The answer must be one number: how many lines below contain the word "within".

═════ PROVIDED RECORDS

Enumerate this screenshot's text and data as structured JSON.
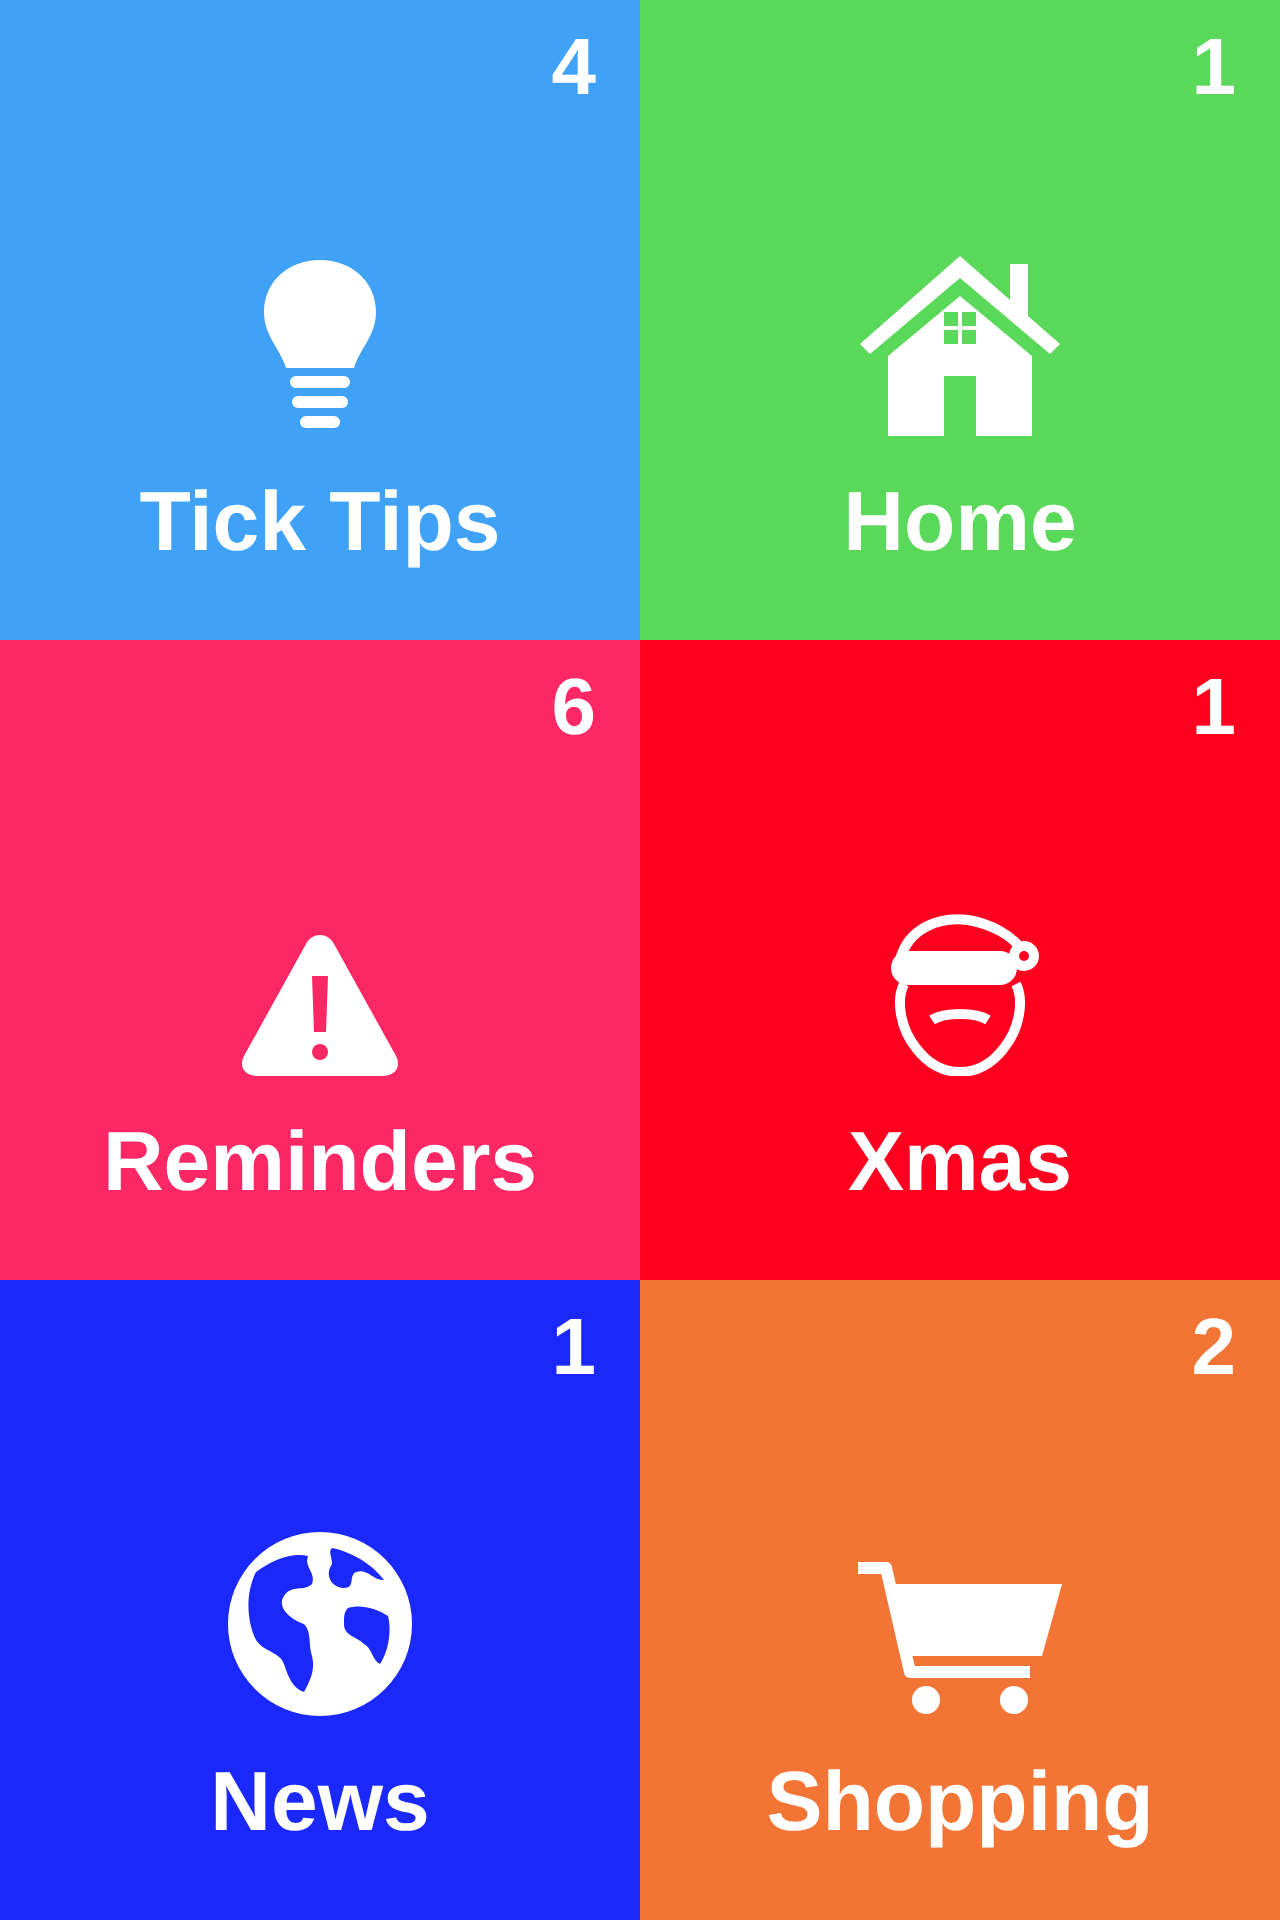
{
  "tiles": [
    {
      "label": "Tick Tips",
      "count": "4",
      "color": "#3fa2f7",
      "kind": "bulb"
    },
    {
      "label": "Home",
      "count": "1",
      "color": "#5ad85a",
      "kind": "house"
    },
    {
      "label": "Reminders",
      "count": "6",
      "color": "#fc2765",
      "kind": "warning"
    },
    {
      "label": "Xmas",
      "count": "1",
      "color": "#ff0020",
      "kind": "santa"
    },
    {
      "label": "News",
      "count": "1",
      "color": "#1a28fc",
      "kind": "globe"
    },
    {
      "label": "Shopping",
      "count": "2",
      "color": "#f37535",
      "kind": "cart"
    }
  ]
}
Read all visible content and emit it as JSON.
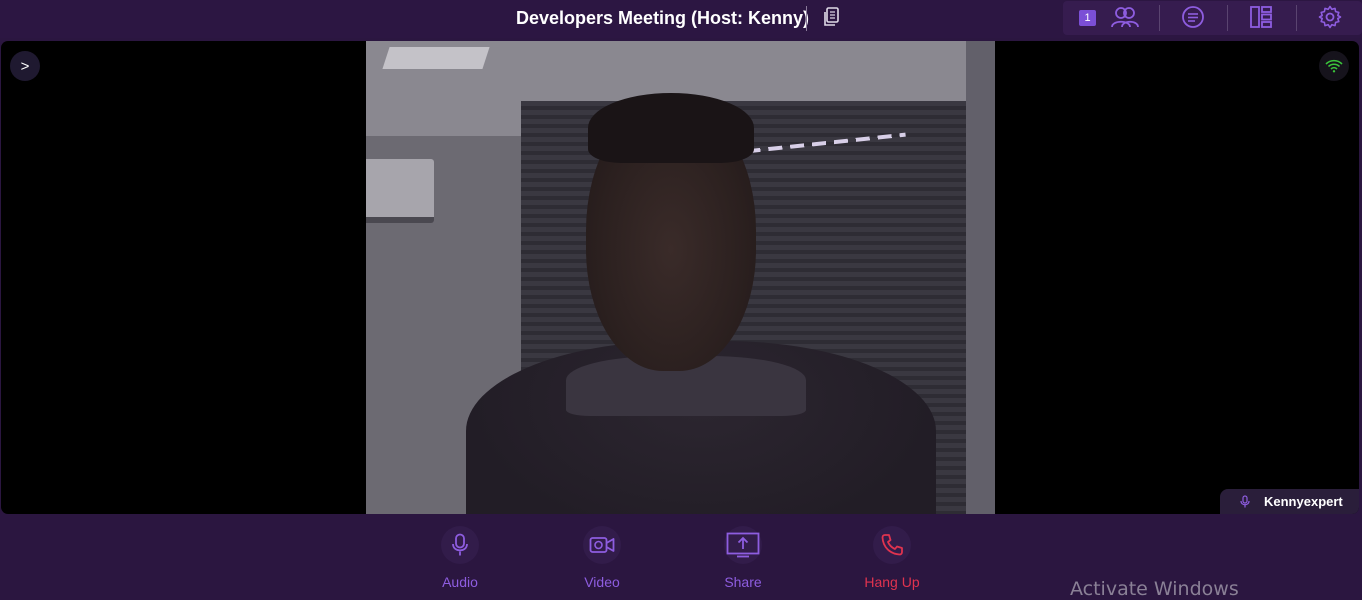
{
  "meeting": {
    "title": "Developers Meeting (Host: Kenny)"
  },
  "toolbar": {
    "participant_count": "1",
    "icons": [
      "participants-icon",
      "chat-icon",
      "layout-icon",
      "settings-icon"
    ]
  },
  "stage": {
    "sidebar_toggle_label": ">",
    "participant_name": "Kennyexpert",
    "connection_icon": "wifi-signal-icon"
  },
  "controls": {
    "audio_label": "Audio",
    "video_label": "Video",
    "share_label": "Share",
    "hangup_label": "Hang Up"
  },
  "watermark": {
    "text": "Activate Windows"
  },
  "colors": {
    "background": "#2b1640",
    "accent": "#8e5de0",
    "hangup": "#e0334f",
    "badge": "#7b4fd6",
    "signal": "#3bc43b"
  }
}
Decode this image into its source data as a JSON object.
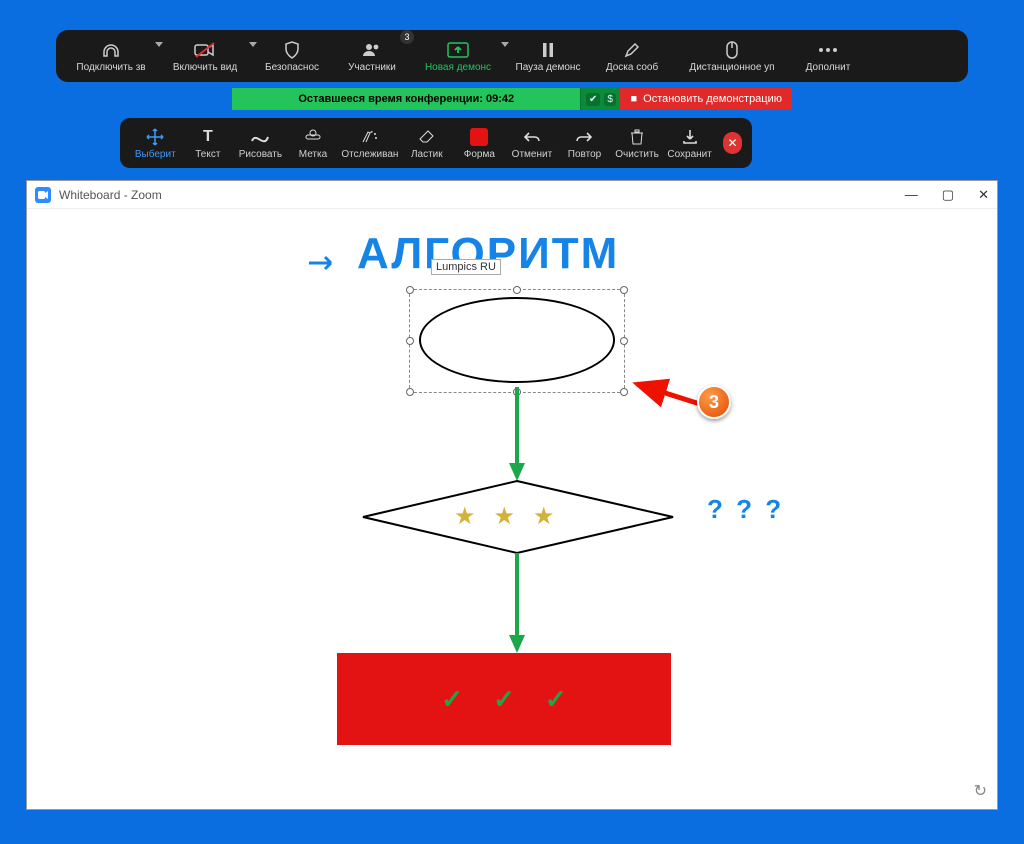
{
  "meeting_toolbar": {
    "audio": "Подключить зв",
    "video": "Включить вид",
    "security": "Безопаснос",
    "participants": "Участники",
    "participants_count": "3",
    "new_share": "Новая демонс",
    "pause_share": "Пауза демонс",
    "whiteboard": "Доска сооб",
    "remote": "Дистанционное уп",
    "more": "Дополнит"
  },
  "status": {
    "time_remaining": "Оставшееся время конференции: 09:42",
    "stop_share": "Остановить демонстрацию"
  },
  "anno": {
    "select": "Выберит",
    "text": "Текст",
    "draw": "Рисовать",
    "stamp": "Метка",
    "spotlight": "Отслеживан",
    "eraser": "Ластик",
    "format": "Форма",
    "undo": "Отменит",
    "redo": "Повтор",
    "clear": "Очистить",
    "save": "Сохранит"
  },
  "window": {
    "title": "Whiteboard - Zoom"
  },
  "whiteboard": {
    "heading": "АЛГОРИТМ",
    "watermark": "Lumpics RU",
    "questions": "? ? ?",
    "callout_number": "3"
  }
}
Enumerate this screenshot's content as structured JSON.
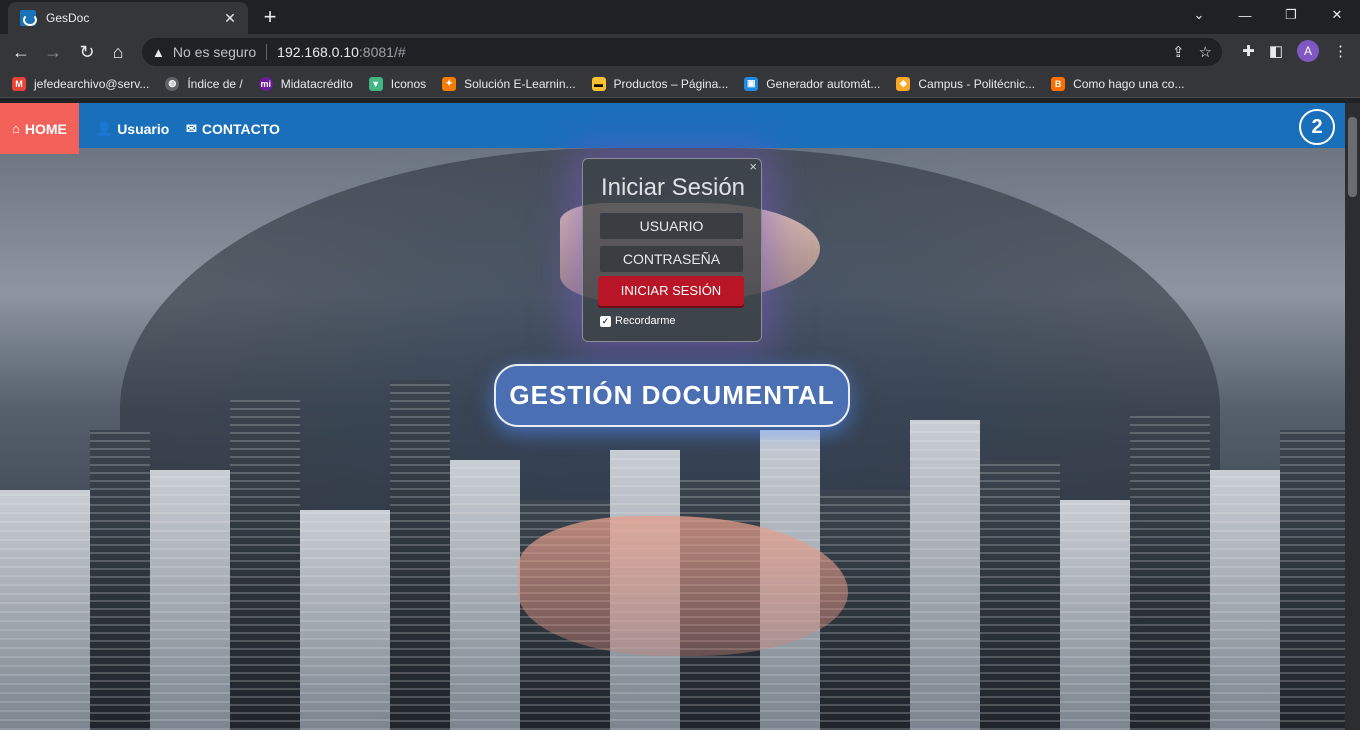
{
  "browser": {
    "tab_title": "GesDoc",
    "tab_close": "✕",
    "new_tab": "+",
    "security_label": "No es seguro",
    "url_host": "192.168.0.10",
    "url_rest": ":8081/#",
    "profile_initial": "A"
  },
  "bookmarks": [
    {
      "label": "jefedearchivo@serv...",
      "icon": "gmail-icon",
      "color": "#ea4335"
    },
    {
      "label": "Índice de /",
      "icon": "globe-icon",
      "color": "#5f6368"
    },
    {
      "label": "Midatacrédito",
      "icon": "midatacredito-icon",
      "color": "#6a1b9a"
    },
    {
      "label": "Iconos",
      "icon": "vue-icon",
      "color": "#41b883"
    },
    {
      "label": "Solución E-Learnin...",
      "icon": "elearning-icon",
      "color": "#f57c00"
    },
    {
      "label": "Productos – Página...",
      "icon": "productos-icon",
      "color": "#fbc02d"
    },
    {
      "label": "Generador automát...",
      "icon": "generador-icon",
      "color": "#1e88e5"
    },
    {
      "label": "Campus - Politécnic...",
      "icon": "campus-icon",
      "color": "#f9a825"
    },
    {
      "label": "Como hago una co...",
      "icon": "blogger-icon",
      "color": "#ff6f00"
    }
  ],
  "navbar": {
    "home": "HOME",
    "usuario": "Usuario",
    "contacto": "CONTACTO",
    "color": "#1a6fba",
    "active_color": "#f2625a"
  },
  "login": {
    "close": "×",
    "title": "Iniciar Sesión",
    "user_placeholder": "USUARIO",
    "password_placeholder": "CONTRASEÑA",
    "submit": "INICIAR SESIÓN",
    "remember": "Recordarme",
    "remember_checked": true
  },
  "banner": {
    "text": "GESTIÓN DOCUMENTAL"
  }
}
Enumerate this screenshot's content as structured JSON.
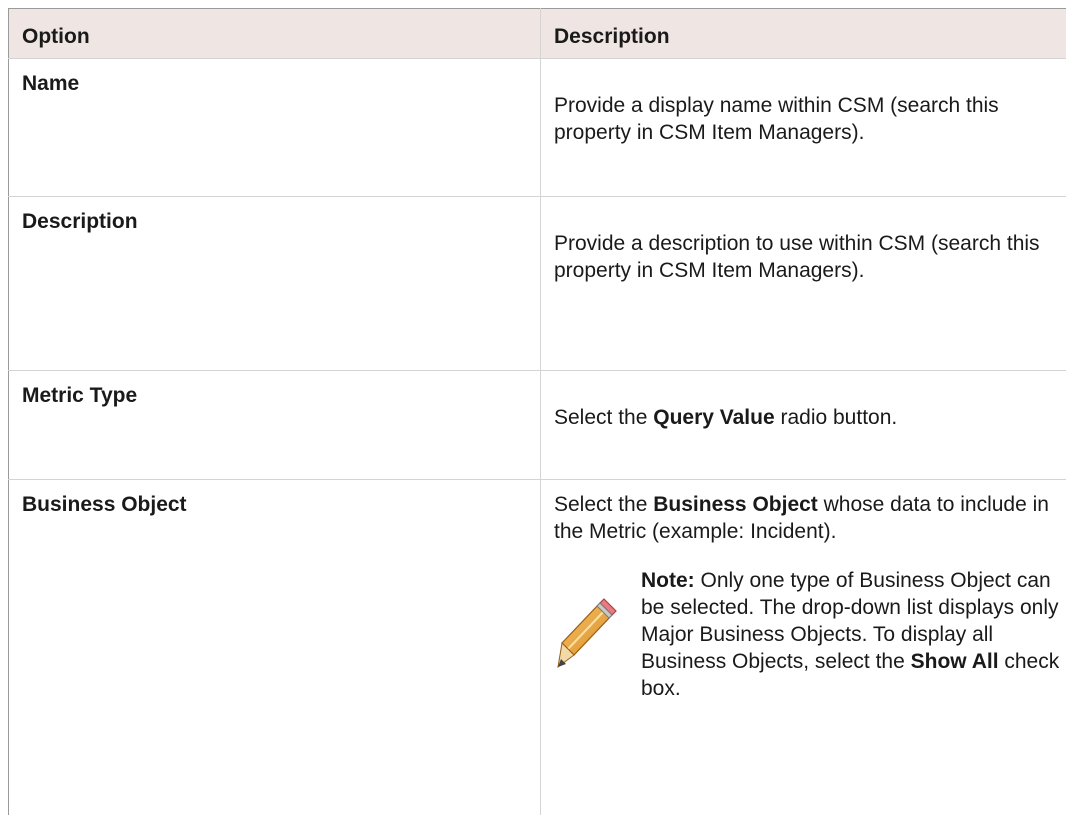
{
  "header": {
    "option": "Option",
    "description": "Description"
  },
  "rows": [
    {
      "option": "Name",
      "description": "Provide a display name within CSM (search this property in CSM Item Managers)."
    },
    {
      "option": "Description",
      "description": "Provide a description to use within CSM (search this property in CSM Item Managers)."
    },
    {
      "option": "Metric Type",
      "desc_pre": "Select the ",
      "desc_bold": "Query Value",
      "desc_post": " radio button."
    },
    {
      "option": "Business Object",
      "desc_pre": "Select the ",
      "desc_bold": "Business Object",
      "desc_post": " whose data to include in the Metric (example: Incident).",
      "note": {
        "icon": "pencil-icon",
        "label": "Note:",
        "text": " Only one type of Business Object can be selected. The drop-down list displays only Major Business Objects. To display all Business Objects, select the ",
        "bold": "Show All",
        "text_end": " check box."
      }
    }
  ]
}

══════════

> **ANSWER FOR THE TASK**:
2